Michael Doyle believes the FA Cup can give Pompey’s season some extra impetus.
The Blues skipper was part of the Sheffield United side that reached the semi-finals of the competition two seasons ago with a remarkable run to the last four.
After wins at Colchester and Cambridge United in the first two rounds, the League One side knocked out two Premier League sides in Aston Villa and Fulham in the third and fourth round.
The Blades then took care of Championship sides Nottingham Forest and Charlton before eventually going down 5-3 to Hull City in the semi-final showdown at Wembley.
Pompey laboured through their first round clash against Macclesfield in their 2-1 win at the weekend, but it set up a home tie with League Two rivals Accrington Stanley, which gives them a real chance of a third round place.
And Doyle has explained how momentum can transfer from the FA Cup to league form as Pompey press their promotion claims this season.
He said: ‘I know myself if you get good draws, you can get good results and it takes you that step forward as a club.
‘I know it’s early days in the competition but you can pick up a few results, get some good draws and you can suddenly find yourselves in the quarter-finals and semi-finals.
‘If you get that bit of luck on your side, you never know how far you can go.
‘At Sheffield United, we were having a bad time in the league but the FA Cup was something that took the pressure off us.
‘We were under massive pressure in the league but the FA Cup was a bit of a release for us.
‘We went to Aston Villa and won and we ended up getting to the semi-finals at Wembley.
‘Before we knew it, we were 12-13 games unbeaten and it was the FA Cup that got our season going.
‘We went from bottom of the league to finishing just outside the play-offs.

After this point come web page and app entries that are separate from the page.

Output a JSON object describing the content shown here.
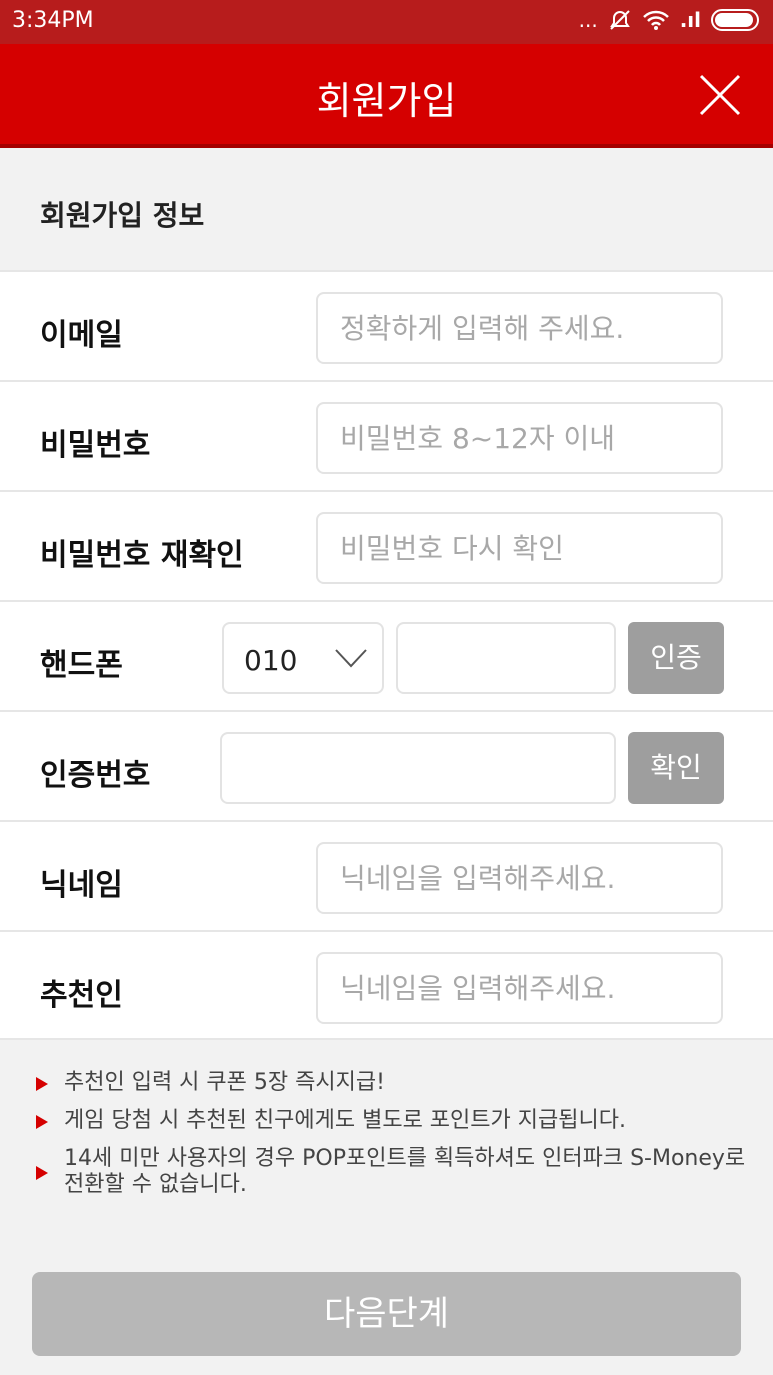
{
  "status_bar": {
    "time": "3:34PM",
    "dots": "...",
    "signal": ".ıl"
  },
  "header": {
    "title": "회원가입"
  },
  "section": {
    "title": "회원가입 정보"
  },
  "form": {
    "email": {
      "label": "이메일",
      "placeholder": "정확하게 입력해 주세요."
    },
    "password": {
      "label": "비밀번호",
      "placeholder": "비밀번호 8~12자 이내"
    },
    "password_confirm": {
      "label": "비밀번호 재확인",
      "placeholder": "비밀번호 다시 확인"
    },
    "phone": {
      "label": "핸드폰",
      "prefix_selected": "010",
      "verify_button": "인증"
    },
    "verification": {
      "label": "인증번호",
      "confirm_button": "확인"
    },
    "nickname": {
      "label": "닉네임",
      "placeholder": "닉네임을 입력해주세요."
    },
    "referrer": {
      "label": "추천인",
      "placeholder": "닉네임을 입력해주세요."
    }
  },
  "notes": [
    "추천인 입력 시 쿠폰 5장 즉시지급!",
    "게임 당첨 시 추천된 친구에게도 별도로 포인트가 지급됩니다.",
    "14세 미만 사용자의 경우 POP포인트를 획득하셔도 인터파크 S-Money로 전환할 수 없습니다."
  ],
  "next_button": "다음단계",
  "colors": {
    "header": "#d50000",
    "status_bar": "#b71c1c",
    "button_gray": "#9e9e9e",
    "next_button": "#b7b7b7"
  }
}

‘It’s a bit different for us as we’ve had a decent start to the season but winning matches becomes a habit.’
Perhaps the ideal scenario for Pompey this season is to reach the third round, pull out a money-spinning away day at one of the Premier League giants and then return to their priority of the League Two campaign.

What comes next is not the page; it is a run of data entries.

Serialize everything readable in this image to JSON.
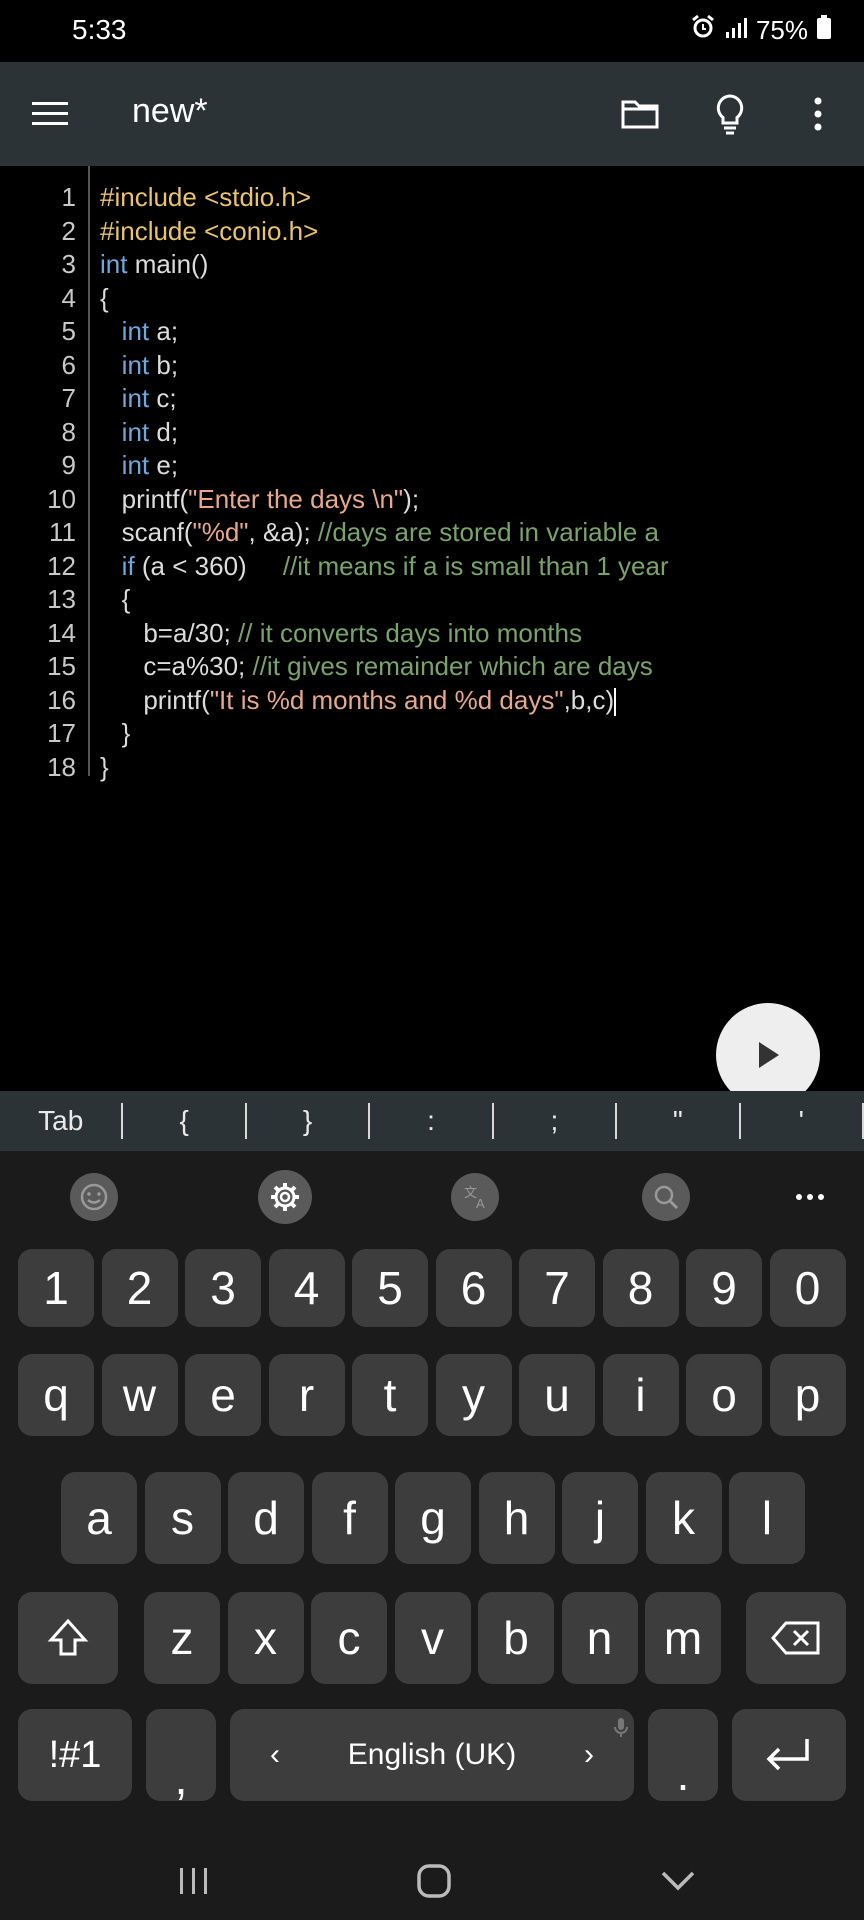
{
  "status": {
    "time": "5:33",
    "battery": "75%"
  },
  "appbar": {
    "title": "new*"
  },
  "editor": {
    "line_numbers": [
      "1",
      "2",
      "3",
      "4",
      "5",
      "6",
      "7",
      "8",
      "9",
      "10",
      "11",
      "12",
      "13",
      "14",
      "15",
      "16",
      "17",
      "18"
    ],
    "lines": [
      [
        {
          "t": "#include <stdio.h>",
          "c": "inc"
        }
      ],
      [
        {
          "t": "#include <conio.h>",
          "c": "inc"
        }
      ],
      [
        {
          "t": "int",
          "c": "kw"
        },
        {
          "t": " main()",
          "c": ""
        }
      ],
      [
        {
          "t": "{",
          "c": ""
        }
      ],
      [
        {
          "t": "   ",
          "c": ""
        },
        {
          "t": "int",
          "c": "kw"
        },
        {
          "t": " a;",
          "c": ""
        }
      ],
      [
        {
          "t": "   ",
          "c": ""
        },
        {
          "t": "int",
          "c": "kw"
        },
        {
          "t": " b;",
          "c": ""
        }
      ],
      [
        {
          "t": "   ",
          "c": ""
        },
        {
          "t": "int",
          "c": "kw"
        },
        {
          "t": " c;",
          "c": ""
        }
      ],
      [
        {
          "t": "   ",
          "c": ""
        },
        {
          "t": "int",
          "c": "kw"
        },
        {
          "t": " d;",
          "c": ""
        }
      ],
      [
        {
          "t": "   ",
          "c": ""
        },
        {
          "t": "int",
          "c": "kw"
        },
        {
          "t": " e;",
          "c": ""
        }
      ],
      [
        {
          "t": "   printf(",
          "c": ""
        },
        {
          "t": "\"Enter the days \\n\"",
          "c": "str"
        },
        {
          "t": ");",
          "c": ""
        }
      ],
      [
        {
          "t": "   scanf(",
          "c": ""
        },
        {
          "t": "\"%d\"",
          "c": "str"
        },
        {
          "t": ", &a); ",
          "c": ""
        },
        {
          "t": "//days are stored in variable a",
          "c": "cmt"
        }
      ],
      [
        {
          "t": "   ",
          "c": ""
        },
        {
          "t": "if",
          "c": "kw"
        },
        {
          "t": " (a < 360)     ",
          "c": ""
        },
        {
          "t": "//it means if a is small than 1 year",
          "c": "cmt"
        }
      ],
      [
        {
          "t": "   {",
          "c": ""
        }
      ],
      [
        {
          "t": "      b=a/30; ",
          "c": ""
        },
        {
          "t": "// it converts days into months",
          "c": "cmt"
        }
      ],
      [
        {
          "t": "      c=a%30; ",
          "c": ""
        },
        {
          "t": "//it gives remainder which are days",
          "c": "cmt"
        }
      ],
      [
        {
          "t": "      printf(",
          "c": ""
        },
        {
          "t": "\"It is %d months and %d days\"",
          "c": "str"
        },
        {
          "t": ",b,c)",
          "c": ""
        }
      ],
      [
        {
          "t": "   }",
          "c": ""
        }
      ],
      [
        {
          "t": "}",
          "c": ""
        }
      ]
    ]
  },
  "symbols": [
    "Tab",
    "{",
    "}",
    ":",
    ";",
    "\"",
    "'"
  ],
  "keyboard": {
    "row_numbers": [
      "1",
      "2",
      "3",
      "4",
      "5",
      "6",
      "7",
      "8",
      "9",
      "0"
    ],
    "row1": [
      "q",
      "w",
      "e",
      "r",
      "t",
      "y",
      "u",
      "i",
      "o",
      "p"
    ],
    "row2": [
      "a",
      "s",
      "d",
      "f",
      "g",
      "h",
      "j",
      "k",
      "l"
    ],
    "row3": [
      "z",
      "x",
      "c",
      "v",
      "b",
      "n",
      "m"
    ],
    "symbols_key": "!#1",
    "comma": ",",
    "space_label": "English (UK)",
    "space_left": "‹",
    "space_right": "›",
    "period": "."
  },
  "colors": {
    "appbar": "#2b3337",
    "keyword": "#6fa8dc",
    "include": "#e9c46a",
    "string": "#e8a88c",
    "comment": "#7aa36a"
  }
}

And even at the age of 34, the Irishman admits that the competition still stirs the emotions.
He said: ‘You watch the draw on TV and you start getting excited.

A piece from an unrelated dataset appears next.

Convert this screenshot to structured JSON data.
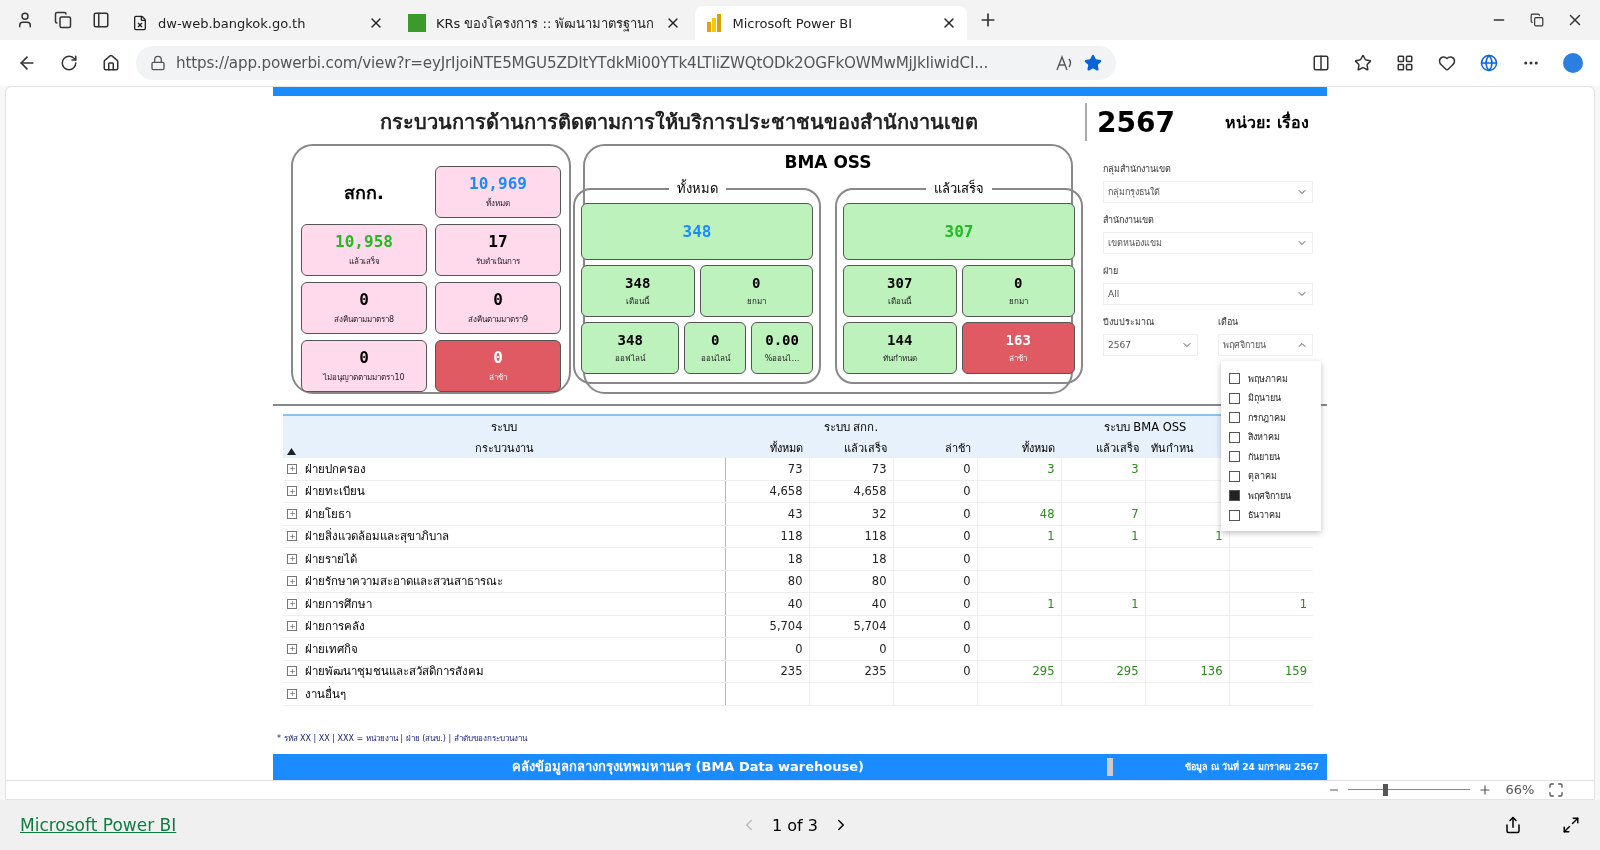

‘You get an understanding of how much it means to people.
‘It’s the same as players though.
‘The manager wants to get a bit of a run in the FA Cup as well as doing as well as we can in the league.
‘It’s certainly something, as players, we have all had our eye on as well.
‘With some of the draws you can get against teams in the Premier League, everyone takes it seriously.
‘Every year it throws up some unbelievable shocks.
‘We don’t want to be on the wrong end of a shock – we want to be the team causing the shock later in the competition.’